*TASK OBJECTIVE*
Select the lines below containing the word "screenshot".
START PROVIDED MATERIAL
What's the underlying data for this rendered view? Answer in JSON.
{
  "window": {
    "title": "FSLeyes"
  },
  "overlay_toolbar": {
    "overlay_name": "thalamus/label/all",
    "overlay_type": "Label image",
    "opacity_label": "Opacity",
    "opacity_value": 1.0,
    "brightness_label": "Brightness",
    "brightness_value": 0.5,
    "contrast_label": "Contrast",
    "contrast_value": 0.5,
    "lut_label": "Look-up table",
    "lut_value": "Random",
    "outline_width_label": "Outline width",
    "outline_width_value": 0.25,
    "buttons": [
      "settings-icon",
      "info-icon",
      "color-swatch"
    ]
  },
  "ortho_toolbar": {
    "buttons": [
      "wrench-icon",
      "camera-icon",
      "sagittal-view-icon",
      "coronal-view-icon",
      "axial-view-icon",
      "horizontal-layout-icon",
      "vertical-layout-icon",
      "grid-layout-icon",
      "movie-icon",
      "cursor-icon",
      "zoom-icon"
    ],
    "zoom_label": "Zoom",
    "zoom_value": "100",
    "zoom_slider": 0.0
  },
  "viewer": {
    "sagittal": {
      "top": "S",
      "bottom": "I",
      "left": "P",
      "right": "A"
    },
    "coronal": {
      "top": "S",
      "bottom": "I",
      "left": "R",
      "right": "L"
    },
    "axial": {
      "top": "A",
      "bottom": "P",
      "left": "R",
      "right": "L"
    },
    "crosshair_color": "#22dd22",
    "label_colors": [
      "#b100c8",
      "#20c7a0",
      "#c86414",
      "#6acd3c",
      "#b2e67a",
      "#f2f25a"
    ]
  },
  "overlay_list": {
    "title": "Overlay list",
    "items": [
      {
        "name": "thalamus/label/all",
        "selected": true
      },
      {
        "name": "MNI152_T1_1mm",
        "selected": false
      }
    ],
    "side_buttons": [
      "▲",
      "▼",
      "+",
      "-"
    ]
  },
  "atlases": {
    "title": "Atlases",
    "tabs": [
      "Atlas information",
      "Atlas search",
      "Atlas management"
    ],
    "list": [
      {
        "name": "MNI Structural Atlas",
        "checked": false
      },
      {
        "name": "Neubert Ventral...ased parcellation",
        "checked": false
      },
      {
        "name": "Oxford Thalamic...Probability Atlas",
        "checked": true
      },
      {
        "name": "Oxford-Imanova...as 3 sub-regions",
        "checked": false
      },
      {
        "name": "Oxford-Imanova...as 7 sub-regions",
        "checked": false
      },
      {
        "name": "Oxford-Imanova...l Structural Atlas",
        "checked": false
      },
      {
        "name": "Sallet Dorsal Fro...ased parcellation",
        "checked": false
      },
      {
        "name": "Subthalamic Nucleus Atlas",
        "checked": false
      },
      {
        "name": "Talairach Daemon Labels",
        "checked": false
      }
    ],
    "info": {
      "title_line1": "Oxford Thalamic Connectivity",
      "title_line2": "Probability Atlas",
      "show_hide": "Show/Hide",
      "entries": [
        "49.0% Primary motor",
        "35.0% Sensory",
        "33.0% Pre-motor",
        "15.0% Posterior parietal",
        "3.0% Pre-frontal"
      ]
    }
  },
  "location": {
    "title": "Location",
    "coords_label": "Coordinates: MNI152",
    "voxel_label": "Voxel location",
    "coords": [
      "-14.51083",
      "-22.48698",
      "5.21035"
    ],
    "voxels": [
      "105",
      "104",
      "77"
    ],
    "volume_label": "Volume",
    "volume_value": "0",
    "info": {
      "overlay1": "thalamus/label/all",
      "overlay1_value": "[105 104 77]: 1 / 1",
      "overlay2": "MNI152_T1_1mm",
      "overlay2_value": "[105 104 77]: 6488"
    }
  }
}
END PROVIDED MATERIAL
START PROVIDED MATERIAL
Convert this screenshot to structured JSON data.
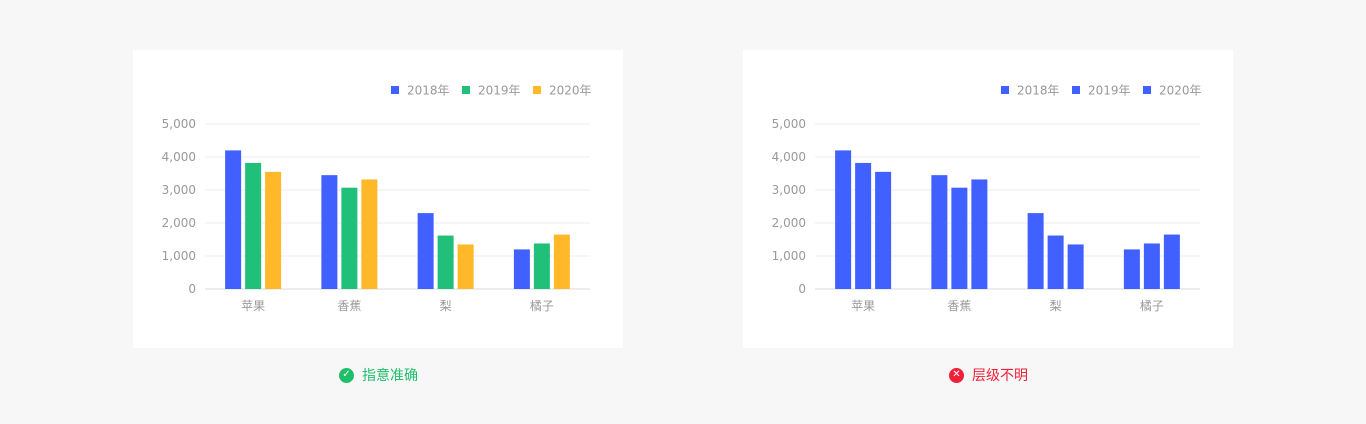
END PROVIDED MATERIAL
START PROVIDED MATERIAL
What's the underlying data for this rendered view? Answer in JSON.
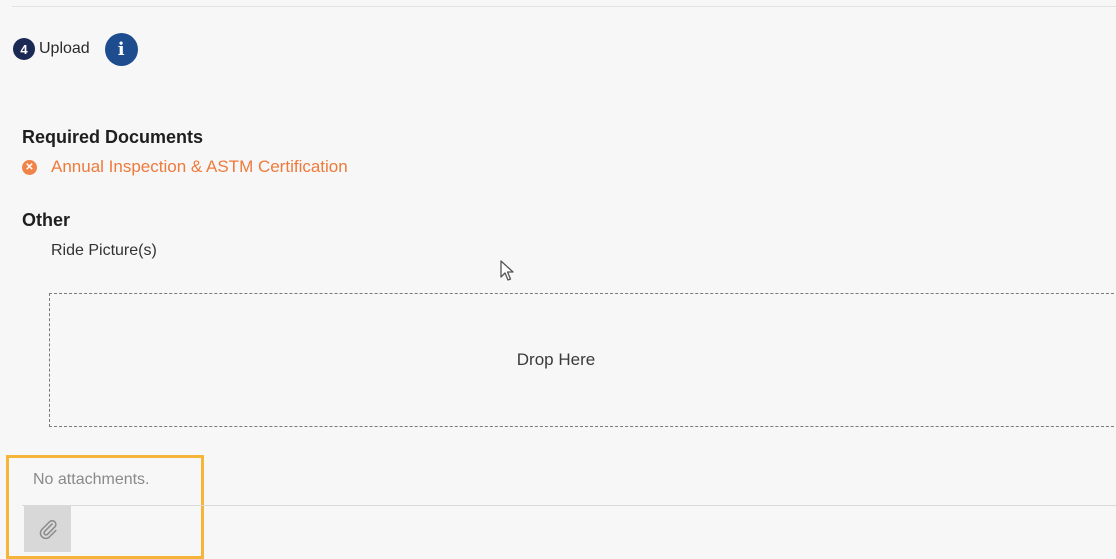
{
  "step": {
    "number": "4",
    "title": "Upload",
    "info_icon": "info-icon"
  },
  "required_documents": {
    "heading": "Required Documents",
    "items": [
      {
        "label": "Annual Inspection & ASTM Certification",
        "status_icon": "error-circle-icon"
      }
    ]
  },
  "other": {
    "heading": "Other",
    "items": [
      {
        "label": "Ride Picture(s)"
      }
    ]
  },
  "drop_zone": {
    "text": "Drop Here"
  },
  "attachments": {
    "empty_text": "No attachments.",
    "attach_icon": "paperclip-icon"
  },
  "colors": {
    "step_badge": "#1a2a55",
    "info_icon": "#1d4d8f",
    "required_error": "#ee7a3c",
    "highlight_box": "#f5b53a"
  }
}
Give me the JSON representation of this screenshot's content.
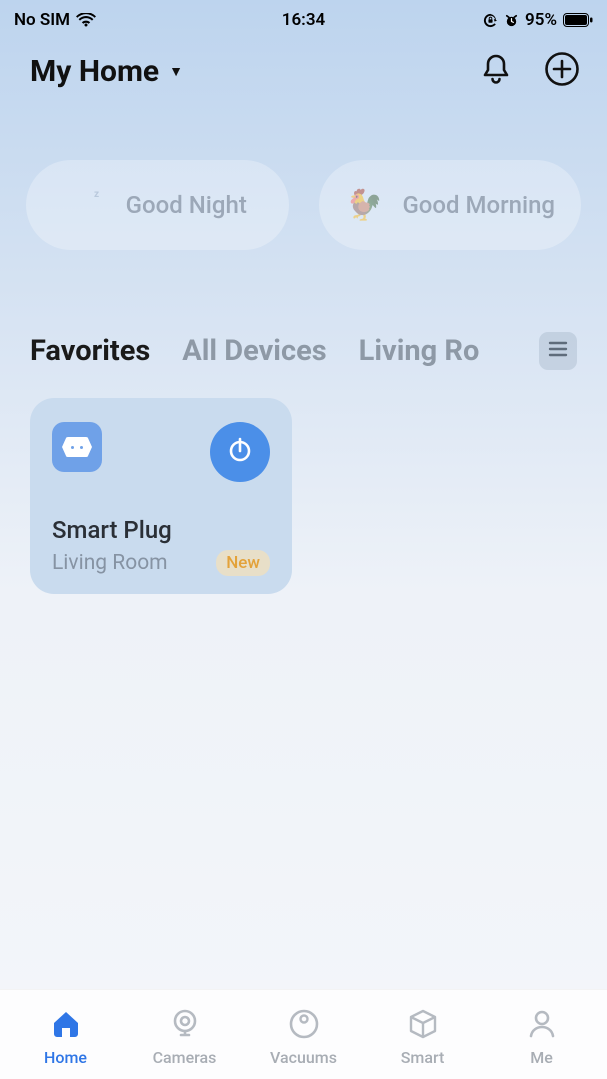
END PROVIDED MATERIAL
*TASK ANSWER*
Convert this screenshot to structured JSON data.
Give me the JSON representation of this screenshot's content.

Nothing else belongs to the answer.